Domestic Water Systems – SDR’s, PN Ratings and Flow Rates
- December 16, 2019
- Posted by: admin
- Category: news
We are often asked about the differences between SDR’s, PN ratings and Flow Rates for Water Piping Systems. Here is a quick summary of these terms and their impact on day to day plumbing for domestic installations as defined in AS3500.
SDR is the abbreviation for Standard Dimension Ratio. It is the ratio of the maximum outside diameter of a length of pipe in comparison to the minimum wall thickness of that pipe.

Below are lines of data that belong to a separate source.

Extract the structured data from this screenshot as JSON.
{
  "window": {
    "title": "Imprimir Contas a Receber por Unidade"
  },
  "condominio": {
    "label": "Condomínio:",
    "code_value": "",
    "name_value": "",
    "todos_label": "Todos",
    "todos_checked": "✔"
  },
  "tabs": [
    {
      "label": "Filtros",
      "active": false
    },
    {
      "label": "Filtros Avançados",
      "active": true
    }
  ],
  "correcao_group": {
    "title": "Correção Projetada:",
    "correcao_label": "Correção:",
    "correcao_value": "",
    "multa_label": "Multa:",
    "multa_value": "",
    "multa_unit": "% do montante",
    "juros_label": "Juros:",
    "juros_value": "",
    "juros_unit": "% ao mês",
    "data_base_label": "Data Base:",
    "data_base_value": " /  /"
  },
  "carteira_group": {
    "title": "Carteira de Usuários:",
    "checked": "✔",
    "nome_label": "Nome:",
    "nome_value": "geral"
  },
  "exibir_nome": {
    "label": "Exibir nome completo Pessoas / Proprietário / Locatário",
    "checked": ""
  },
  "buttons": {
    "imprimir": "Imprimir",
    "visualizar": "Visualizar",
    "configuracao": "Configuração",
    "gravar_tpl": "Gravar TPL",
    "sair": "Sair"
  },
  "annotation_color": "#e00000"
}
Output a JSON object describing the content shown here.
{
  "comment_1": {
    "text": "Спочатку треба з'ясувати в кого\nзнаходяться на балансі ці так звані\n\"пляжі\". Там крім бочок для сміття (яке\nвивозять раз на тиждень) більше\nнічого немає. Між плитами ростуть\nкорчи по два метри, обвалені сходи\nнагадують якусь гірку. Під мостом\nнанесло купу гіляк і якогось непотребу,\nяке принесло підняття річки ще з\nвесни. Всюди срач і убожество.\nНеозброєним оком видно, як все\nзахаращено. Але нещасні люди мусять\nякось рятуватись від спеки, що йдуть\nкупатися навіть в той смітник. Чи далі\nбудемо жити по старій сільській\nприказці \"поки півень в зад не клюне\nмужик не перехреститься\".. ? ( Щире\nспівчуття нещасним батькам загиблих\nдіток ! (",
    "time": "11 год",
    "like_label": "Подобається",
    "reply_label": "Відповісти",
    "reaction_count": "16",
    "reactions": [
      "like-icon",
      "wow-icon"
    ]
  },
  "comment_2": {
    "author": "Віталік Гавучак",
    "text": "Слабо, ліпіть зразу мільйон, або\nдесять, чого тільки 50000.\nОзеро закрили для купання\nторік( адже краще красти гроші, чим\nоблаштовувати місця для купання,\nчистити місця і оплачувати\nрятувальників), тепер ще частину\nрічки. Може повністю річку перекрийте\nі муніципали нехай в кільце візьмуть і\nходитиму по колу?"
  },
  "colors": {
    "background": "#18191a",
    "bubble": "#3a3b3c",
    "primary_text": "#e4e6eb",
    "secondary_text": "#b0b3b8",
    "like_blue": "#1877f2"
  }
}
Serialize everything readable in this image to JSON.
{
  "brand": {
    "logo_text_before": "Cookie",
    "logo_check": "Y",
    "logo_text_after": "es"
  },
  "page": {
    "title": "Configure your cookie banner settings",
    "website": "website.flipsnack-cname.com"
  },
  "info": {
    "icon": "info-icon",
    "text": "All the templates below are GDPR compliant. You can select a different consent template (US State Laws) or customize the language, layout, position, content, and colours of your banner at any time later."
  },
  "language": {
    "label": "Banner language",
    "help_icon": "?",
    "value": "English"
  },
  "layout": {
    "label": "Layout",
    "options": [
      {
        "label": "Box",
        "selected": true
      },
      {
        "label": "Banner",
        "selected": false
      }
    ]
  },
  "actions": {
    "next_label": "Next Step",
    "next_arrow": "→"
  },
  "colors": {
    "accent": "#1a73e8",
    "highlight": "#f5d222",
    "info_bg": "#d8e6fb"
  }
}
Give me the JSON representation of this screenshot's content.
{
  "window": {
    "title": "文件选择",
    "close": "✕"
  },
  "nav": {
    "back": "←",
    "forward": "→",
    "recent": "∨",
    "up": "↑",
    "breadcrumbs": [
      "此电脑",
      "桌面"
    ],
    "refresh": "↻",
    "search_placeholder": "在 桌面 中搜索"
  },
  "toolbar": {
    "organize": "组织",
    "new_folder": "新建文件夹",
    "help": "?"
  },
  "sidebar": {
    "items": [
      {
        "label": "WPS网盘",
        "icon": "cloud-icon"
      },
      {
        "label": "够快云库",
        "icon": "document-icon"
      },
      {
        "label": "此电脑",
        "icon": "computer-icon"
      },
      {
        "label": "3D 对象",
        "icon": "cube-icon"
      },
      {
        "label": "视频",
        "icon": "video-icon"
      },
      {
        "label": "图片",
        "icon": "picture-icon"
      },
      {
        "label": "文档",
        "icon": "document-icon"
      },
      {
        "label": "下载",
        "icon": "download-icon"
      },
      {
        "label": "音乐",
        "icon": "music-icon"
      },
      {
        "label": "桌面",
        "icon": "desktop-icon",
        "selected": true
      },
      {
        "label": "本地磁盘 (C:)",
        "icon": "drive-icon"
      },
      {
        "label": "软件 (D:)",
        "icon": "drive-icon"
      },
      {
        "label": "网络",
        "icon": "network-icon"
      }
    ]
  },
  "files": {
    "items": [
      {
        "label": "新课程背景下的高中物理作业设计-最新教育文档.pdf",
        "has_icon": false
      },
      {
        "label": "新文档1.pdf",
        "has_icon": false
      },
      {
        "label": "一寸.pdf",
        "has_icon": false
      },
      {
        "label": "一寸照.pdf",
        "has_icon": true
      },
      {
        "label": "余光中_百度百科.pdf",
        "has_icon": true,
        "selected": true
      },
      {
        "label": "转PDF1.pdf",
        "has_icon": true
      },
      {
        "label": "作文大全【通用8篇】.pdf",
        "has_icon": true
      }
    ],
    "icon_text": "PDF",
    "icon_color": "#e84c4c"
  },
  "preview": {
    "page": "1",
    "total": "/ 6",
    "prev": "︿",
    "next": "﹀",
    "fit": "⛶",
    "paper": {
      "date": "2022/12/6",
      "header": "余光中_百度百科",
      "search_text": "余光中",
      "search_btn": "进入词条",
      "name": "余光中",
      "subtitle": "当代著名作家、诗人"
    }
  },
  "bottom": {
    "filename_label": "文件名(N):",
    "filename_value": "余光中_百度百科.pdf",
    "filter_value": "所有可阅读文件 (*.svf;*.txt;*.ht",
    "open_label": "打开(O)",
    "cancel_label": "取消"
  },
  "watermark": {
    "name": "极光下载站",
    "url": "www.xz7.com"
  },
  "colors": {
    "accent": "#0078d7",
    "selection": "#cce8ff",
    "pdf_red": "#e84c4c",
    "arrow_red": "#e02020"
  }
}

As an example, say for a length of 20mm water pipe where the maximum outside diameter is 20.3mm and the minimum wall thickness is 1.9mm then the SDR is 20.3/1.9 = 11. If the wall thickness was 2.8mm then the SDR would be 7.4 (20.3/2.8). So for a stated outer diameter of pipe, you can see that SDR decreases as wall thickness increases.
So what I hear you say! Well as pipe wall thickness increases and SDR decreases then you must be aware that the pipe with the LOWER SDR also has a LOWER flow rate for a given nominal diameter.
SDR’s for Couta Water Pex single layer product are 9 for 16mm pipe and 11 for 20, 25 and 32mm piping.
Don’t get caught under sizing a job because of confusion over SDR’s.There also seems to be confusion over the required Pressure Ratings (PN designation) of water piping systems.
AS3500 states that the maximum static pressure at any outlet within a building should not exceed 500kPa. This is important as pressures above 500 kPa can cause damage from water hammer, reduced life of appliances, taps and fittings, and cause excessive noise in the system.
A piping system with a PN12.5 rating has a minimum pressure rating of 1,250kPa – more than double the required 500kPa! And typically burst pressures for this type are pipe are in the order of 4,000kPa and more.
Systems with higher PN ratings typically achieve this with increased wall thickness at the expense of the flow rate of the system.